Web page and app entries

%%

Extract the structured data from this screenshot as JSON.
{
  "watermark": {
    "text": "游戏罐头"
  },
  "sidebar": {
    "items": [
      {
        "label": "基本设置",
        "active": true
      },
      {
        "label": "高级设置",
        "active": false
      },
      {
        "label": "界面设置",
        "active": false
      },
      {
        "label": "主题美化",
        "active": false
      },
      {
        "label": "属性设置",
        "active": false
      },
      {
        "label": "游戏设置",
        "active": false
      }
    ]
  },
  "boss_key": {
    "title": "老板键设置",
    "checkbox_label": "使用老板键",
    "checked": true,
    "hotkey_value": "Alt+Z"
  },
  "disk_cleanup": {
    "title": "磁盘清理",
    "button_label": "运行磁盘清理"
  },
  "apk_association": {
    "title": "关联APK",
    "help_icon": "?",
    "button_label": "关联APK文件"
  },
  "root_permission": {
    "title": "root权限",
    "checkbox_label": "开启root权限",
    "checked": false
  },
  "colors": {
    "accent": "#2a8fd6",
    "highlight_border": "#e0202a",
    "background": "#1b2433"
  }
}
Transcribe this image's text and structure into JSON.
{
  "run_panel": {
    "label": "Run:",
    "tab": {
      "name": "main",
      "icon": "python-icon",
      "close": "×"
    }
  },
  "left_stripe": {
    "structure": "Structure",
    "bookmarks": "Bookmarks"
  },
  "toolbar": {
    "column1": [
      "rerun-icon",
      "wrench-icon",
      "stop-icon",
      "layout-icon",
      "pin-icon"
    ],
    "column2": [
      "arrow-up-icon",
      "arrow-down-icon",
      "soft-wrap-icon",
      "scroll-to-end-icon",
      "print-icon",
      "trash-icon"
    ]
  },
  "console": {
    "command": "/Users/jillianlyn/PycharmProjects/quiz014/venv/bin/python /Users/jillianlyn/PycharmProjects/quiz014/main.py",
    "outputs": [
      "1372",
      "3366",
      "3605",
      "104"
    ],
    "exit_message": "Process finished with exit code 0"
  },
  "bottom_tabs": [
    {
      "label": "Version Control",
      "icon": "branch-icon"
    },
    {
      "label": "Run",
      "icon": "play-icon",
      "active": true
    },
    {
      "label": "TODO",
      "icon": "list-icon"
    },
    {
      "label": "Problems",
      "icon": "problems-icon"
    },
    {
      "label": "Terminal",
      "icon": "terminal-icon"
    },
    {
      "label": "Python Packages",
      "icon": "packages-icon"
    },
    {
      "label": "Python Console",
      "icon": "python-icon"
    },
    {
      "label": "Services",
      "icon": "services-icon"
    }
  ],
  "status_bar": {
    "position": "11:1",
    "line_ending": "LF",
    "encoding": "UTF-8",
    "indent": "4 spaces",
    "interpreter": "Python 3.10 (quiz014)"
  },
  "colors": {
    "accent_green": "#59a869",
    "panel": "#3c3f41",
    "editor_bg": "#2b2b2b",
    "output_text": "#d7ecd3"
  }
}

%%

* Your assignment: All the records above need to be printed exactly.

* Exercise answer:
Extract the structured data from this screenshot as JSON.
{
  "watermark": {
    "text": "游戏罐头"
  },
  "sidebar": {
    "items": [
      {
        "label": "基本设置",
        "active": true
      },
      {
        "label": "高级设置",
        "active": false
      },
      {
        "label": "界面设置",
        "active": false
      },
      {
        "label": "主题美化",
        "active": false
      },
      {
        "label": "属性设置",
        "active": false
      },
      {
        "label": "游戏设置",
        "active": false
      }
    ]
  },
  "boss_key": {
    "title": "老板键设置",
    "checkbox_label": "使用老板键",
    "checked": true,
    "hotkey_value": "Alt+Z"
  },
  "disk_cleanup": {
    "title": "磁盘清理",
    "button_label": "运行磁盘清理"
  },
  "apk_association": {
    "title": "关联APK",
    "help_icon": "?",
    "button_label": "关联APK文件"
  },
  "root_permission": {
    "title": "root权限",
    "checkbox_label": "开启root权限",
    "checked": false
  },
  "colors": {
    "accent": "#2a8fd6",
    "highlight_border": "#e0202a",
    "background": "#1b2433"
  }
}
Transcribe this image's text and structure into JSON.
{
  "run_panel": {
    "label": "Run:",
    "tab": {
      "name": "main",
      "icon": "python-icon",
      "close": "×"
    }
  },
  "left_stripe": {
    "structure": "Structure",
    "bookmarks": "Bookmarks"
  },
  "toolbar": {
    "column1": [
      "rerun-icon",
      "wrench-icon",
      "stop-icon",
      "layout-icon",
      "pin-icon"
    ],
    "column2": [
      "arrow-up-icon",
      "arrow-down-icon",
      "soft-wrap-icon",
      "scroll-to-end-icon",
      "print-icon",
      "trash-icon"
    ]
  },
  "console": {
    "command": "/Users/jillianlyn/PycharmProjects/quiz014/venv/bin/python /Users/jillianlyn/PycharmProjects/quiz014/main.py",
    "outputs": [
      "1372",
      "3366",
      "3605",
      "104"
    ],
    "exit_message": "Process finished with exit code 0"
  },
  "bottom_tabs": [
    {
      "label": "Version Control",
      "icon": "branch-icon"
    },
    {
      "label": "Run",
      "icon": "play-icon",
      "active": true
    },
    {
      "label": "TODO",
      "icon": "list-icon"
    },
    {
      "label": "Problems",
      "icon": "problems-icon"
    },
    {
      "label": "Terminal",
      "icon": "terminal-icon"
    },
    {
      "label": "Python Packages",
      "icon": "packages-icon"
    },
    {
      "label": "Python Console",
      "icon": "python-icon"
    },
    {
      "label": "Services",
      "icon": "services-icon"
    }
  ],
  "status_bar": {
    "position": "11:1",
    "line_ending": "LF",
    "encoding": "UTF-8",
    "indent": "4 spaces",
    "interpreter": "Python 3.10 (quiz014)"
  },
  "colors": {
    "accent_green": "#59a869",
    "panel": "#3c3f41",
    "editor_bg": "#2b2b2b",
    "output_text": "#d7ecd3"
  }
}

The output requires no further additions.